Soliciting Reader Feedback for Power Plays

Most regular readers are aware that I am writing a book. The title of the book is Power Plays: Energy Options in the Age of Peak Oil. While I have contributed several chapters to books in the past, this is my first full book, and I only recently learned that the publication process goes much faster than I had imagined. I signed the book contract in August 2011, and we were targeting completion of the book by year-end 2011. My assumption was that it would probably take months to get final edits, artwork, etc. completed and that it might go on sale during the second half of 2012. But, I wouldn’t have been surprised to learn that it wouldn’t be available until 2013.

However, I was recently surprise to learned that the book is already for sale at a number of outlets, including Amazon, and that release is scheduled for March 15th, 2012. So I am feeling the pressure at this point.

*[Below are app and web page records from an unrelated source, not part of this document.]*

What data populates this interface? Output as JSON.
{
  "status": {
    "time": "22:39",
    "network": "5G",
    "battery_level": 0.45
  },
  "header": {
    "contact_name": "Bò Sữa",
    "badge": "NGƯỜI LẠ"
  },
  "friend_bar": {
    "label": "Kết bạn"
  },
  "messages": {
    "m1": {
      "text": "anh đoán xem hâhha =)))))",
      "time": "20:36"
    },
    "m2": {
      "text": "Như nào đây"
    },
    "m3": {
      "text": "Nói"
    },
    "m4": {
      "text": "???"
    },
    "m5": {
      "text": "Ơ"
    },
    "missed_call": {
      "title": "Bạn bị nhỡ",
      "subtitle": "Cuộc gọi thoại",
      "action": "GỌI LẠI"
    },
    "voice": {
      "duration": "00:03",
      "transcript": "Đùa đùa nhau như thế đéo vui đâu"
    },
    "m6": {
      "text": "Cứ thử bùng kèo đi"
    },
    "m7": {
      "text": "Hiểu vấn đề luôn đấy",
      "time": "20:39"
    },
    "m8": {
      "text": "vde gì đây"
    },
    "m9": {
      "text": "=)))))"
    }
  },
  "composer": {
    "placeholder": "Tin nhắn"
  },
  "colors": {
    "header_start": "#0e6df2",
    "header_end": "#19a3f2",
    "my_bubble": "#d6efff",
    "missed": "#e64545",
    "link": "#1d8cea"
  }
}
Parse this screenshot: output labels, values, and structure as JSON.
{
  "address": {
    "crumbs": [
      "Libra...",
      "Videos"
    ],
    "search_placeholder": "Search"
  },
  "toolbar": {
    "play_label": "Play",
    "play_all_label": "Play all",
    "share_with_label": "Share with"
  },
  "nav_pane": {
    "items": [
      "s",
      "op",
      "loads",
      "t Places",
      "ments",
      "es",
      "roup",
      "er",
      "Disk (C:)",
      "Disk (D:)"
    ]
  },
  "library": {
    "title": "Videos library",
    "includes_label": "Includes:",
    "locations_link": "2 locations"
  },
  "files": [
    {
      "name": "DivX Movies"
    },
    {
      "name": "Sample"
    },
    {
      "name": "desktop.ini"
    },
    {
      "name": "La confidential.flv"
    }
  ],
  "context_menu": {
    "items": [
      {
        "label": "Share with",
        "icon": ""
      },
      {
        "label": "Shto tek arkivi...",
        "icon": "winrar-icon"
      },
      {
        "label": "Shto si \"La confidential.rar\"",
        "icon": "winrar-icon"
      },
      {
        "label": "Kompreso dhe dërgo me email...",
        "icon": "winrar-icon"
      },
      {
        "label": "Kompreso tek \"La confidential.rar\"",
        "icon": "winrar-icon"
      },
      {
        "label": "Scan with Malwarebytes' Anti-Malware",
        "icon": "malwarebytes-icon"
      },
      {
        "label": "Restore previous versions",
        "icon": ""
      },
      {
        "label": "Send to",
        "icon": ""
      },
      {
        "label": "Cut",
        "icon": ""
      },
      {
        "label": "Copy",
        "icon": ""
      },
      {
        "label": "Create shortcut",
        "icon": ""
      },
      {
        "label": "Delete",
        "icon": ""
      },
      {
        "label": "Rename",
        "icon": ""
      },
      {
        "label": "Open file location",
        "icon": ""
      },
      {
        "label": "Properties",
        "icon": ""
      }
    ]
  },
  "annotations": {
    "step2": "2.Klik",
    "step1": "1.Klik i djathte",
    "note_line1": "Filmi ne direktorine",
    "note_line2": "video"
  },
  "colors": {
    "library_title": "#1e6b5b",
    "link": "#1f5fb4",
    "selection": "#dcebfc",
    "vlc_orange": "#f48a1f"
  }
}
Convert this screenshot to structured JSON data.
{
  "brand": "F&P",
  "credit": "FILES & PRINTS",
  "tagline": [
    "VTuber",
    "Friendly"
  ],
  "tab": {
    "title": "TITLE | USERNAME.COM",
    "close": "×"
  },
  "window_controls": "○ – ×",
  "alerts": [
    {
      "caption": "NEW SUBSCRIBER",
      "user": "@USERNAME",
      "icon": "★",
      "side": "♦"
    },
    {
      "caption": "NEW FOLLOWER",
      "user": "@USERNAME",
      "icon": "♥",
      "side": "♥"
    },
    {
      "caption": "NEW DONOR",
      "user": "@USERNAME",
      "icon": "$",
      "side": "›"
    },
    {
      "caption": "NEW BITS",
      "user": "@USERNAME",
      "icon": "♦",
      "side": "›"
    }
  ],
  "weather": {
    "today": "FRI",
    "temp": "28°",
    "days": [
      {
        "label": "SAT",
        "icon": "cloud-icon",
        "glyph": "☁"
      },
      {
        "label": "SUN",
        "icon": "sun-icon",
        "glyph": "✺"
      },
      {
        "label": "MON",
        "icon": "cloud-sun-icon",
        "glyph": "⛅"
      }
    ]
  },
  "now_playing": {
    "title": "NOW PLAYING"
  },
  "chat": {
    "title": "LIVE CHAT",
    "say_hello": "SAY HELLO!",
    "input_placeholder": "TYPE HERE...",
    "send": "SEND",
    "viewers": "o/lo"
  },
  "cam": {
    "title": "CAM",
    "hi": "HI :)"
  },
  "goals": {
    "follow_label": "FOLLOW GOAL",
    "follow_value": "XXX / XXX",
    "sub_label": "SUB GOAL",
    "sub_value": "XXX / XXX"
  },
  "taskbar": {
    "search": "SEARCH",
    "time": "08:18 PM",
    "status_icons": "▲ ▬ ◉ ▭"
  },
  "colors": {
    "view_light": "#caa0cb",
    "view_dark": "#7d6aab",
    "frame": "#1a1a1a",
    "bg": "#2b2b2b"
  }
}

I have to turn in the final chapters and edits by January 15th. That means I have 2 weeks left to make adjustments. I still have to write three chapters, but a lot of that work is done. The book is supposed to be 250 pages, and I have about 180 written. But nothing is set in stone until January 15th.

What I would like to do is share my thoughts with readers and request some feedback and suggestions. The main thing is that I don’t want to overlook something major. I would also like to hear what readers would like to see in a book on energy. Essentially, the goal of the book is to provide essential information for people from zero knowledge about energy to those who are fairly sophisticated in their views on energy, but presented in a (mostly) non-technical manner. I also want to press hard for changes in our energy policy so that we can be better prepared for the difficulties that I believe await us. Scattered throughout the book are facts that may not be commonly known, and sidebars that cover a number of controversial topics. My goal is that everyone will learn things that they did not know, and I can safely say that has been the case for me as I have written the book.

Below is the Table of Contents as things currently stand, followed by a short synopsis of each chapter. The final order of the chapters may be different than depicted below, and I may even decide to add or substitute a chapter depending on the feedback I get here.

Chapter 01 – Overview

This chapter is basically an explanation of why energy is important in our lives, and gives a brief summary of topics such as “Energy Misconceptions” and “Energy Politics.” I also lay out some questions that the book will answer.

Chapter 02 – Fossil Fuels and Nuclear Power

This chapter covers the history of oil, coal, natural gas, and nuclear power, and discusses countries that produce the most and that use the most.

Chapter 03 – Renewables

Similar to the previous chapter, except covering biomass, wind, solar power, hydropower, and geothermal power.

Chapter 04 – Energy Production

Discusses how the major forms of energy are produced.

Chapter 05 – Climate Change

I go over the science behind climate change, and look at the challenging prospects for reining in carbon emissions.

Chapter 06 – Peak Oil

I cover what peak oil is, the misconceptions behind peak oil, and the threat it poses to modern civilization.

Chapter 07 – Nuclear

This looks at the future of nuclear power, with an emphasis on the ramifications of the Fukushima Daiichi nuclear disaster.

Chapter 08 – Threats

Here I cover some of the major threats to energy security besides peak oil. I write about OPEC, emerging countries, and the implications of declining EROEI. I also cover the threat posed by oil choke-points, which is something that is presently in the news as Iran threatens to shut down the Straight of Hormuz.

Chapter 09 – Better Energy Policies

Here I focus on several ideas that will help move countries away from dependence on imported oil – and ultimately fossil fuels in general – while also making sure supplies are adequate during the transition. I talk about fossil fuel taxes, drilling proposals that fund alternative energy and mass transit, and the need for an Open Fuel Standard.

Chapter 10 – Due Diligence

This chapter explains how to sort out hype from reality, particularly when dealing with an alternative energy technology.

Chapter 11 – The Race to Replace Oil

This chapter is not yet written, but will cover many of the contenders to replace oil. I plan to look at methanol, ethanol, mixed alcohols, DME, and probably fuel from algae.

Chapter 12 – Corn Ethanol: Past, Present, and Future

I cover the history of corn ethanol policies in the U.S., detailing what worked and what needs to be improved. I talk about the implications of the blend wall and how it is impacting the industry.

Chapter 13 – The Role of Biomass

This chapter is not yet written, and I may decide that this material is adequately covered in other chapters. This one is a candidate for substitution.

Chapter 14 – Energy and Politics

This chapter covers the history of energy policy in the U.S. over the past four decades, and why that has resulted in such a high level of dependence on imported oil.

Chapter 15 – The Road Ahead

This chapter isn’t written, but will be my assessment of what lies ahead and which pathways offer the most promise for mitigating the energy crunch.

So there you have it. What does it look like I am missing, and what suggestions do you have? What messages do you think is important to convey to the general public?

Besides editing already submitted chapters, I need to write about 4 pages a day for the next three weeks. So there is still plenty of time to influence the final version. R-Squared readers will naturally be acknowledged in the book for reader’s contributions. Thanks in advance to those willing to offer suggestions.